When you start looking into a healthy diet for your dog you may start to feel overwhelmed. Some of the information you might find may contradict each other making it even harder to decide the best diet.
Below are some reasons why too much protein is dangerous and why:
Proteins are the building blocks of the body and an absolute necessity for daily function. However, when a dog consumes too much protein in a meal it cannot all be utilized at one time, nor can it be stored for later. The body will then excrete the excess protein through the kidneys and out of the body via urine. Thus the quality of the protein actually becomes more important that than actual amount as a high quality protein is more bioavailable and can be better absorbed by the body.

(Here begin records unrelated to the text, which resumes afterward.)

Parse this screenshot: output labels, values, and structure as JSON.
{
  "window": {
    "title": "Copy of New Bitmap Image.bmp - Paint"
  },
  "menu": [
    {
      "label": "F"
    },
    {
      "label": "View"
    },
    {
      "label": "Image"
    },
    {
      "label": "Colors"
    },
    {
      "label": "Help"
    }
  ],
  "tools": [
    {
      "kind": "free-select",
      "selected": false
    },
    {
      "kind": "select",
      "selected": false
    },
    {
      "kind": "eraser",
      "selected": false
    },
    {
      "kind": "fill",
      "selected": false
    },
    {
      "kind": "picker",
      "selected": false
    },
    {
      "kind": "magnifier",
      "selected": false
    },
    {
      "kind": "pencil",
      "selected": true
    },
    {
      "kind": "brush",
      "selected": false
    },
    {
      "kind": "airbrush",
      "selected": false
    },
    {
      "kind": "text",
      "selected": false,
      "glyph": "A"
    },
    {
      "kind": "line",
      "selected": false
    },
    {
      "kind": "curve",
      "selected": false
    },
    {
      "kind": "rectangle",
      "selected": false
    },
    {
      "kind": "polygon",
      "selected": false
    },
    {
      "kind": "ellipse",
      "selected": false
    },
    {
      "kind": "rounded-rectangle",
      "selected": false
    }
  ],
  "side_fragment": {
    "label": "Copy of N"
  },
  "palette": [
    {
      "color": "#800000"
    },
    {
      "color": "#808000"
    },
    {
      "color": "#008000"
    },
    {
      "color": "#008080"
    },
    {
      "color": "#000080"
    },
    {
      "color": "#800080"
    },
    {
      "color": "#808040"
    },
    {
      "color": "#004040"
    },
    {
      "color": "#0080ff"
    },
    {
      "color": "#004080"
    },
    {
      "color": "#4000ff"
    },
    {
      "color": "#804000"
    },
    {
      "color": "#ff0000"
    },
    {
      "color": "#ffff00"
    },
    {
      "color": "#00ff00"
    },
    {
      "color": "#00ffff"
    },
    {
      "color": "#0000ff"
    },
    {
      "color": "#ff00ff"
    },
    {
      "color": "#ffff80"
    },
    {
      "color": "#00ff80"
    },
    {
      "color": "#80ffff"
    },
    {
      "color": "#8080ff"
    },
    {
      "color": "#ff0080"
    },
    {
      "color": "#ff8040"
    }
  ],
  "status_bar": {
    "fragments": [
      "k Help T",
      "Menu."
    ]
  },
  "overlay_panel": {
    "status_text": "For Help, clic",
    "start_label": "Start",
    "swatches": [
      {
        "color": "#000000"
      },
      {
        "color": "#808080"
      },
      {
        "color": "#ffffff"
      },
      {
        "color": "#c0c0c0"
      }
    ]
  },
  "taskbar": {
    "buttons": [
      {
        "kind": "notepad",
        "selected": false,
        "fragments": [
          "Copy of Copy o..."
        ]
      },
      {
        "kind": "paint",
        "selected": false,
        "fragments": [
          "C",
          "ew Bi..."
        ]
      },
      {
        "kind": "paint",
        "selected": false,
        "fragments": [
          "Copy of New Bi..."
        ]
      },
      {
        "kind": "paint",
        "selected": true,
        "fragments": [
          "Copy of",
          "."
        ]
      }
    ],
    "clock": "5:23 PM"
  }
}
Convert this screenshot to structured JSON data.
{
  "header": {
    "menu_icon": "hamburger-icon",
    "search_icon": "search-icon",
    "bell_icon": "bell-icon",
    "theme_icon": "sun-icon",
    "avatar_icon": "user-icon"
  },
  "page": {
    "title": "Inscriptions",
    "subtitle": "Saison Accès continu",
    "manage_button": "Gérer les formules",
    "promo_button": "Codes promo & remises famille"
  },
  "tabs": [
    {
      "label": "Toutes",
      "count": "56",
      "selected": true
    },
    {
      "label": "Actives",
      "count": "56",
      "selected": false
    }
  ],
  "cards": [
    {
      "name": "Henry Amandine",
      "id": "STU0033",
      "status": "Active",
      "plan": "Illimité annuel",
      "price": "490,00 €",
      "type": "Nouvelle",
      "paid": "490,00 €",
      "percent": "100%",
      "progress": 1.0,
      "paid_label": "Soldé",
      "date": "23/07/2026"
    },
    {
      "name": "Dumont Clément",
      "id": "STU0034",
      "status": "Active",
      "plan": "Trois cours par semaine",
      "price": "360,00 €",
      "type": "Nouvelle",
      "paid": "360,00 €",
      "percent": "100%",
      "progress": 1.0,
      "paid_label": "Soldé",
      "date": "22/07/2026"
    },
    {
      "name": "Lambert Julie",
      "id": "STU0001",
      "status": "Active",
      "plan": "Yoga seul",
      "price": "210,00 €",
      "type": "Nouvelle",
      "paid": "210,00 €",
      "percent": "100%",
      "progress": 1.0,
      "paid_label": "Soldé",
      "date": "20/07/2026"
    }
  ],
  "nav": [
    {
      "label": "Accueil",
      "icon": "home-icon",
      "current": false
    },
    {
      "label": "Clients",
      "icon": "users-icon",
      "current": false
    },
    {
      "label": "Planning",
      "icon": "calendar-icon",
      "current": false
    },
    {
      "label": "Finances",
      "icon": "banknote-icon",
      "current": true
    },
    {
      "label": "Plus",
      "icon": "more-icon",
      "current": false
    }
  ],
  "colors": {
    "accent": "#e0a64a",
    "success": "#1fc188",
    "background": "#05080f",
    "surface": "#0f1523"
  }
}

Protein is a calorie dense nutrient and many of the high protein diets are extremely high in calories and can quickly lead to weight gain. With over 50% of dogs in the U.S. considered overweight or obese, dog owners need to be aware of where those extra calories are hiding. If a dog has kidney or liver issues consuming too much protein can increase the workload on these organs and upset the balance of nutrients leading to exacerbation of disease.
Puppies, meanwhile, require more protein than adult dogs because their bodies are busy growing. Among breeds of puppies there are different requirements for nutrients as well. For instance large breed puppies like Labrador retrievers need a much different diet than a Yorkie for optimal growth. Feeding large breed puppies something that is too high in protein may make them put on weight too quickly causing abnormal joint development and making them more prone to issues like arthritis in the future.
A working dog and one that doesn’t do much on a daily basis should have totally different diets. The healthiest diets are ones that have been developed with scientific research and veterinary nutritionists. That way they don’t have too much or too little of anything that may be harmful to your dog over time.
What do you feed your dog and why?